[Dataset rows for apps and sites]
↓↓↓
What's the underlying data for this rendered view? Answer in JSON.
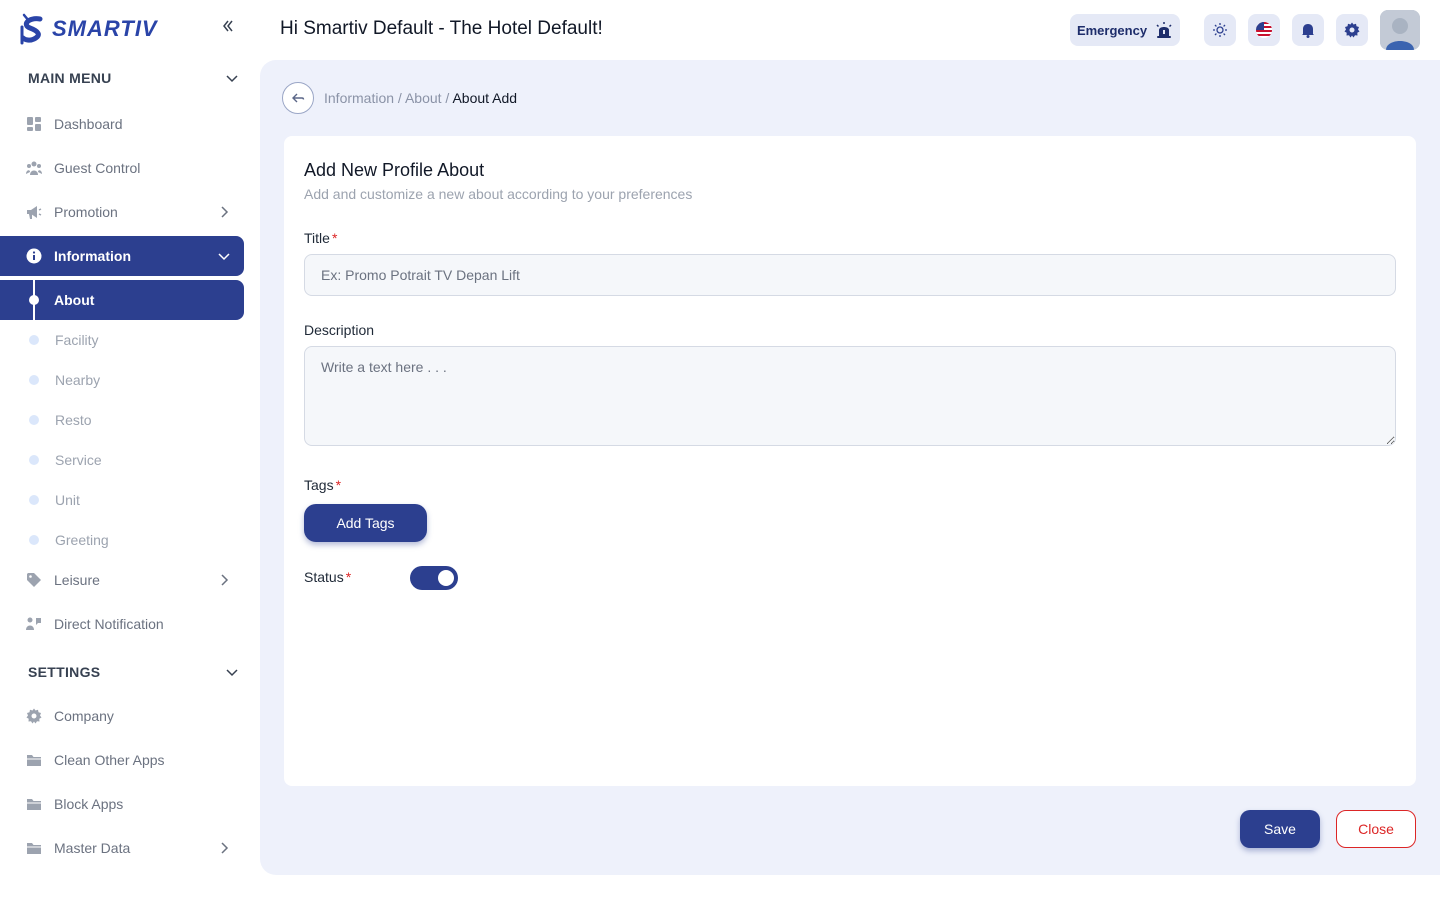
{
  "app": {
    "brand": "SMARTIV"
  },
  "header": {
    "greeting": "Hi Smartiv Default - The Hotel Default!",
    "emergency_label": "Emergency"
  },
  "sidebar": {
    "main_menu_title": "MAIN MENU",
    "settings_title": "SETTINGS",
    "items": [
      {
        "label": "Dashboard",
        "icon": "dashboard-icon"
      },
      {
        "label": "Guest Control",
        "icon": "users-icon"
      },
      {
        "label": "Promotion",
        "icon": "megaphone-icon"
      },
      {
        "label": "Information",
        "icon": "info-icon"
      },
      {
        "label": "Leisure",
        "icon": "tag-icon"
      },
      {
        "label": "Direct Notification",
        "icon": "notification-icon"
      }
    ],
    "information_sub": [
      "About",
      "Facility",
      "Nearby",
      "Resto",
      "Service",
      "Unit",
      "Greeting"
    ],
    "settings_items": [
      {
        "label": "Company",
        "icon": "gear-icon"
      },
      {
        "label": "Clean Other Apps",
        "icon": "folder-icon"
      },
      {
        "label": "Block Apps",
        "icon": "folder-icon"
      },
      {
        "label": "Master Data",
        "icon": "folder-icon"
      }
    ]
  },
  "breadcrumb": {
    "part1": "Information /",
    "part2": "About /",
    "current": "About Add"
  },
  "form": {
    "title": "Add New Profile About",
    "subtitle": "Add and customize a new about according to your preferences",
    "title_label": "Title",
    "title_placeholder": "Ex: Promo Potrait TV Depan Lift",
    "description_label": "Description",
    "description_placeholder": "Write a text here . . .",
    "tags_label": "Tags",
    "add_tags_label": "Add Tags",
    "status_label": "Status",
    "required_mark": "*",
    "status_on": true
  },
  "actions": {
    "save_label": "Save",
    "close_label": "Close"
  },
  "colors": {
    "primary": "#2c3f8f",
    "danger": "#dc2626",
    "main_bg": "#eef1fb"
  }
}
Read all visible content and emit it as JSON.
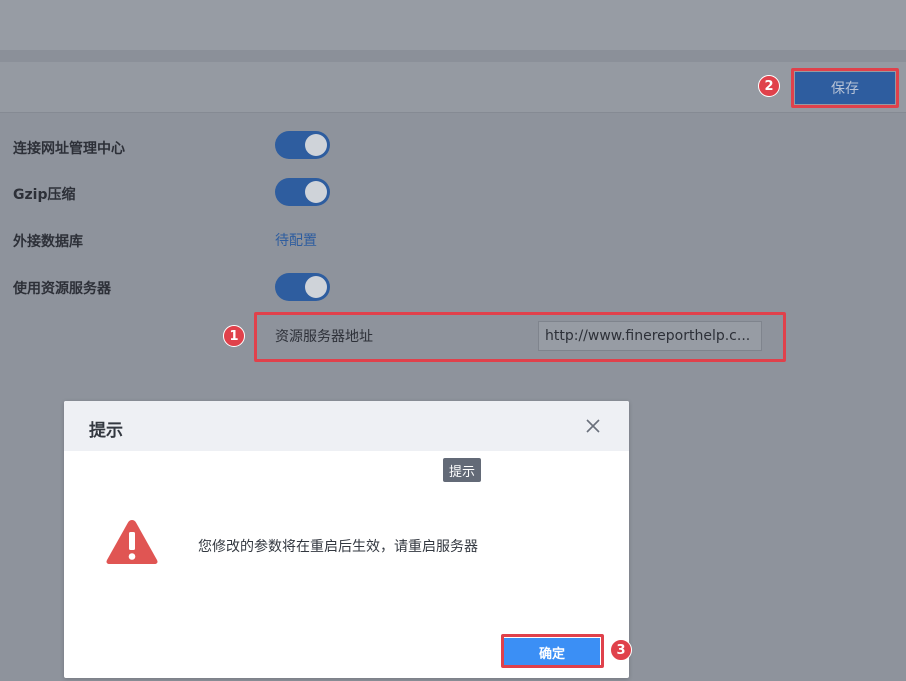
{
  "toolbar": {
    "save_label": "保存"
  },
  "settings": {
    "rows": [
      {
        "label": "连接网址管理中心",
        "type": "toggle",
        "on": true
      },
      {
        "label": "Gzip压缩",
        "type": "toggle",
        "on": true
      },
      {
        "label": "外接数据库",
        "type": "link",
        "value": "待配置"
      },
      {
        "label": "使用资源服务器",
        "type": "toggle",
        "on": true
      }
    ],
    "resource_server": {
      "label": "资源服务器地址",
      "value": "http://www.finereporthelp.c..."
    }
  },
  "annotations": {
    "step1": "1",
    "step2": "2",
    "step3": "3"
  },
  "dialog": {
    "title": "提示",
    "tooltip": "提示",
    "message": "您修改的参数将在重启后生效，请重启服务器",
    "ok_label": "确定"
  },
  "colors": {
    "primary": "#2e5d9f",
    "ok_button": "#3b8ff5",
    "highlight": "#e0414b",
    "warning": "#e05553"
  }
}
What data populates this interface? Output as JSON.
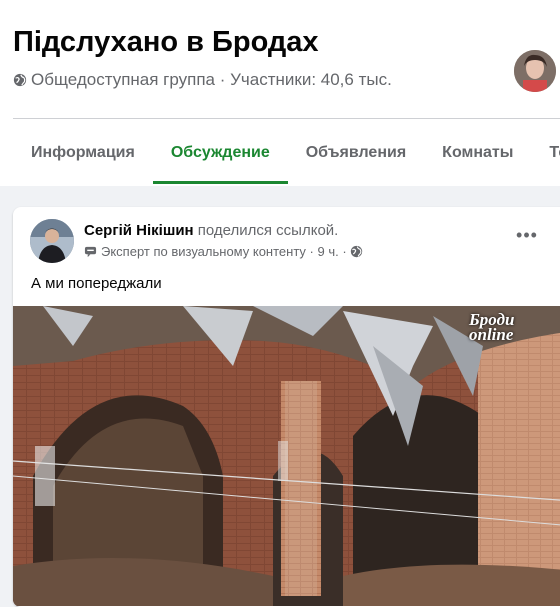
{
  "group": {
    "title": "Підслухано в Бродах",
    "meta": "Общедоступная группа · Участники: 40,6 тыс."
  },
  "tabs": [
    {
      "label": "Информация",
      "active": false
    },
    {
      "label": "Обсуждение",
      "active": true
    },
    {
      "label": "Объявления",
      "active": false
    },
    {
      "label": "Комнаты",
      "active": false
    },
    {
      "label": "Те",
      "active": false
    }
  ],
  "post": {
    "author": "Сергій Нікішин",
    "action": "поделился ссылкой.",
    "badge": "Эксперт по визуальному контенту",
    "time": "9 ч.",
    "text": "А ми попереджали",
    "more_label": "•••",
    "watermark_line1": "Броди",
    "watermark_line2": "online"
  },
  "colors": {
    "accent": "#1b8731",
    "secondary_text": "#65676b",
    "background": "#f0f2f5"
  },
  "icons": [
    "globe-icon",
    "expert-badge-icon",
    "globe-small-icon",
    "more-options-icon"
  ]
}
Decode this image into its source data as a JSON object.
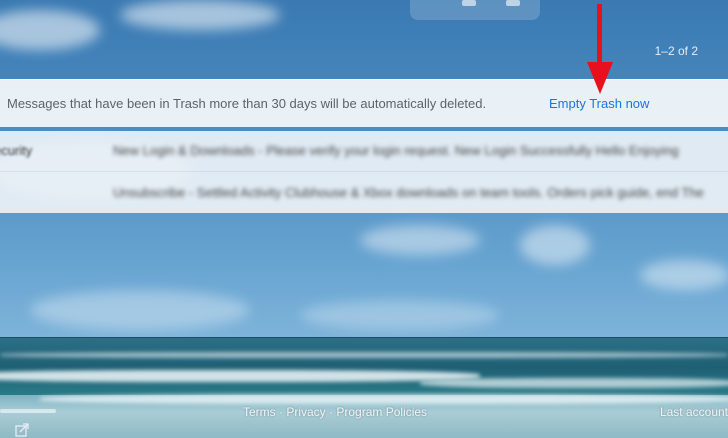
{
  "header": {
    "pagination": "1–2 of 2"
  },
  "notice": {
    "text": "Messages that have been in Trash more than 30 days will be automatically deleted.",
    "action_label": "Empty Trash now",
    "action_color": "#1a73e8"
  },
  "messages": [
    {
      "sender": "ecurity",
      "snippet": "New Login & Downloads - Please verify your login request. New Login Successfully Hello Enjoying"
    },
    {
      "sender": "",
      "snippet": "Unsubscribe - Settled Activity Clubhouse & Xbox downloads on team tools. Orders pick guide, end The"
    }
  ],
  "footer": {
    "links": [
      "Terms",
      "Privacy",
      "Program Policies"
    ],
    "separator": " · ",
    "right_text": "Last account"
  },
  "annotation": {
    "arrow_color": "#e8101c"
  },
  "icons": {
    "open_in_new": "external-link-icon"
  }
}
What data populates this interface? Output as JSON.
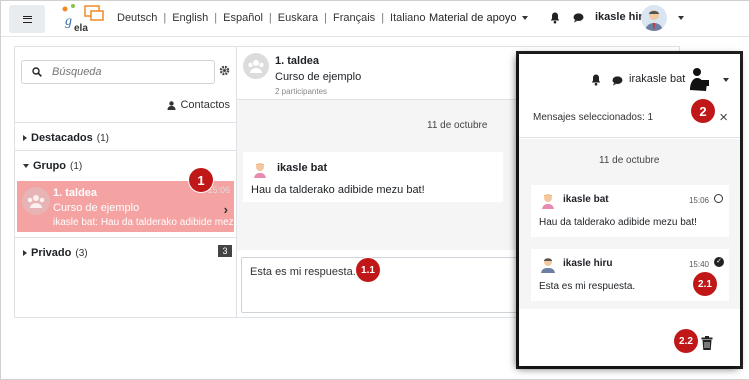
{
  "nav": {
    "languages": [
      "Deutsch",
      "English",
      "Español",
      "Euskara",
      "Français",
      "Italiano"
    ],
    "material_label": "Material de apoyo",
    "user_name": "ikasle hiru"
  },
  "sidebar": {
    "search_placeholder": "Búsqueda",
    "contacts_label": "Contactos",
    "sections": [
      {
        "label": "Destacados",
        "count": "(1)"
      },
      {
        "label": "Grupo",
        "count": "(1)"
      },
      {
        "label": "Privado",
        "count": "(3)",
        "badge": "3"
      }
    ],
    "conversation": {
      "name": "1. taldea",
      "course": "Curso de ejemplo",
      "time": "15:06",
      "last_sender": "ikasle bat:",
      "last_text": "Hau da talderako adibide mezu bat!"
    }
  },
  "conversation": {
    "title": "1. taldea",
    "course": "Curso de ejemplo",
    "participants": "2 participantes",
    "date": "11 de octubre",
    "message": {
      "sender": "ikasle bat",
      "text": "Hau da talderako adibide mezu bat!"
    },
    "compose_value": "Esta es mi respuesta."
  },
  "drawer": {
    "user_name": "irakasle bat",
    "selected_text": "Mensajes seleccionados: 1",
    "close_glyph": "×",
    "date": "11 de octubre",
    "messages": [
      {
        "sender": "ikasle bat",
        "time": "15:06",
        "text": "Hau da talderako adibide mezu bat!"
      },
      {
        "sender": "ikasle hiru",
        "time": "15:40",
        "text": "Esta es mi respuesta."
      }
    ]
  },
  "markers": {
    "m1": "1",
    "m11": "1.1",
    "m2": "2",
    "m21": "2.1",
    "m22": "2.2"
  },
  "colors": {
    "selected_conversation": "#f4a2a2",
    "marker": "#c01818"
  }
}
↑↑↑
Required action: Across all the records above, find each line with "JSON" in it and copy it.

Response:
What's the underlying data for this rendered view? Answer in JSON.
Read all visible content and emit it as JSON.
What data populates this interface? Output as JSON.
Decode this image into its source data as a JSON object.
What data populates this interface? Output as JSON.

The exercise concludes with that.